Items from an interface collection:
──────────
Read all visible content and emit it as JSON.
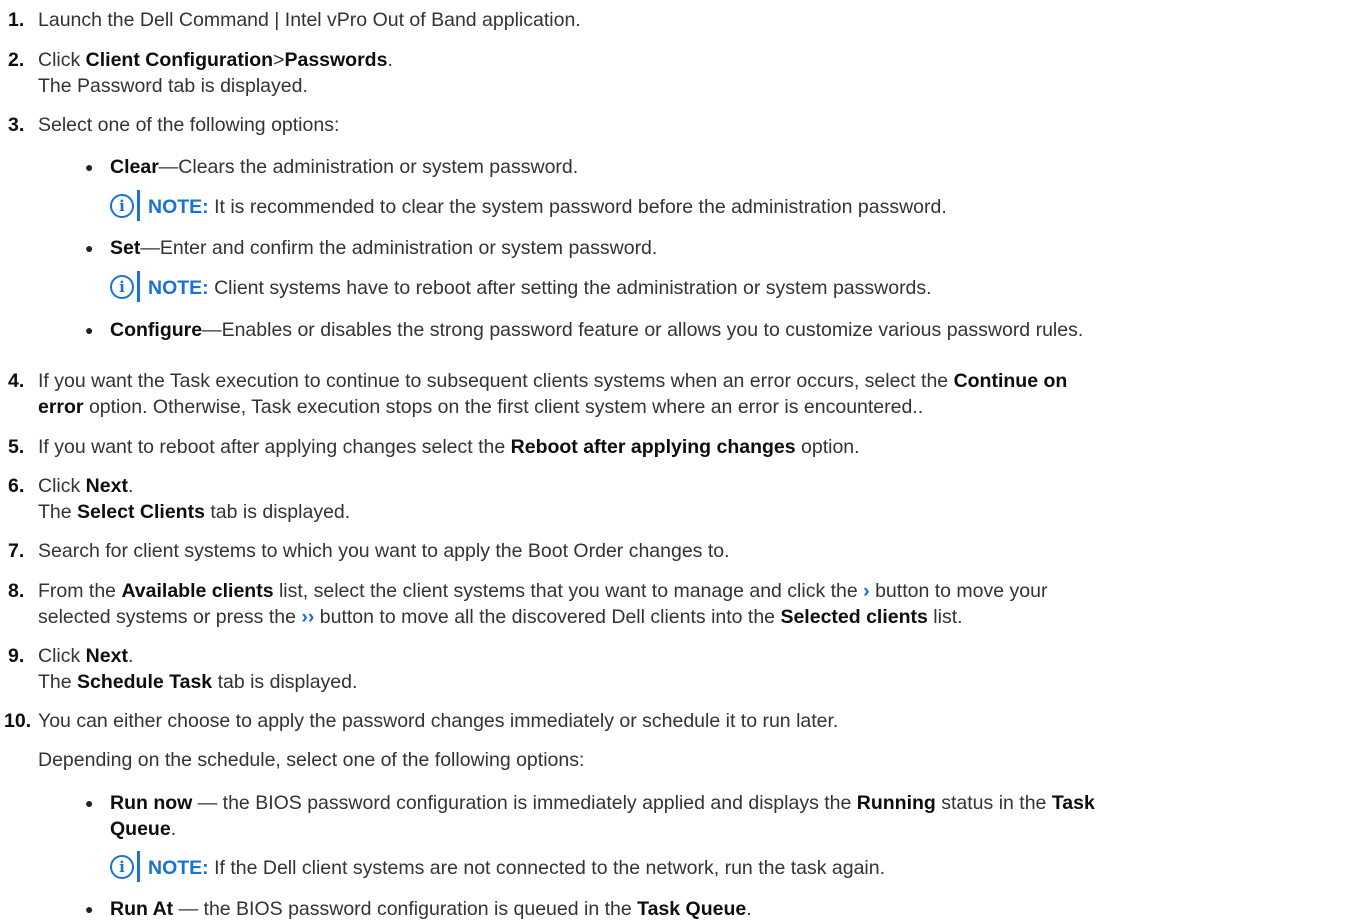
{
  "steps": {
    "s1": {
      "num": "1.",
      "text": "Launch the Dell Command | Intel vPro Out of Band application."
    },
    "s2": {
      "num": "2.",
      "pre": "Click ",
      "b1": "Client Configuration",
      "sep": ">",
      "b2": "Passwords",
      "post": ".",
      "line2": "The Password tab is displayed."
    },
    "s3": {
      "num": "3.",
      "text": "Select one of the following options:"
    },
    "s4": {
      "num": "4.",
      "pre": "If you want the Task execution to continue to subsequent clients systems when an error occurs, select the ",
      "b1": "Continue on",
      "b2": "error",
      "post": " option. Otherwise, Task execution stops on the first client system where an error is encountered.."
    },
    "s5": {
      "num": "5.",
      "pre": "If you want to reboot after applying changes select the ",
      "b1": "Reboot after applying changes",
      "post": " option."
    },
    "s6": {
      "num": "6.",
      "pre": "Click ",
      "b1": "Next",
      "post": ".",
      "l2pre": "The ",
      "l2b": "Select Clients",
      "l2post": " tab is displayed."
    },
    "s7": {
      "num": "7.",
      "text": "Search for client systems to which you want to apply the Boot Order changes to."
    },
    "s8": {
      "num": "8.",
      "pre": "From the ",
      "b1": "Available clients",
      "mid1": " list, select the client systems that you want to manage and click the ",
      "chev1": "›",
      "mid2": " button to move your",
      "l2pre": "selected systems or press the ",
      "chev2": "››",
      "l2mid": " button to move all the discovered Dell clients into the ",
      "l2b": "Selected clients",
      "l2post": " list."
    },
    "s9": {
      "num": "9.",
      "pre": "Click ",
      "b1": "Next",
      "post": ".",
      "l2pre": "The ",
      "l2b": "Schedule Task",
      "l2post": " tab is displayed."
    },
    "s10": {
      "num": "10.",
      "text": "You can either choose to apply the password changes immediately or schedule it to run later.",
      "line2": "Depending on the schedule, select one of the following options:"
    }
  },
  "options": {
    "clear": {
      "b": "Clear",
      "text": "—Clears the administration or system password."
    },
    "set": {
      "b": "Set",
      "text": "—Enter and confirm the administration or system password."
    },
    "configure": {
      "b": "Configure",
      "text": "—Enables or disables the strong password feature or allows you to customize various password rules."
    },
    "run_now": {
      "b": "Run now",
      "text": " — the BIOS password configuration is immediately applied and displays the ",
      "b2": "Running",
      "mid": " status in the ",
      "b3": "Task",
      "b4": "Queue",
      "post": "."
    },
    "run_at": {
      "b": "Run At",
      "text": " — the BIOS password configuration is queued in the ",
      "b2": "Task Queue",
      "post": "."
    }
  },
  "notes": {
    "label": "NOTE:",
    "icon_glyph": "i",
    "n1": " It is recommended to clear the system password before the administration password.",
    "n2": " Client systems have to reboot after setting the administration or system passwords.",
    "n3": " If the Dell client systems are not connected to the network, run the task again."
  },
  "bullet": "●",
  "colors": {
    "accent": "#1a73d3",
    "text": "#333333"
  }
}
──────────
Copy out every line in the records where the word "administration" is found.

      "text": "—Clears the administration or system password."
      "text": "—Enter and confirm the administration or system password."
    "n1": " It is recommended to clear the system password before the administration password.",
    "n2": " Client systems have to reboot after setting the administration or system passwords.",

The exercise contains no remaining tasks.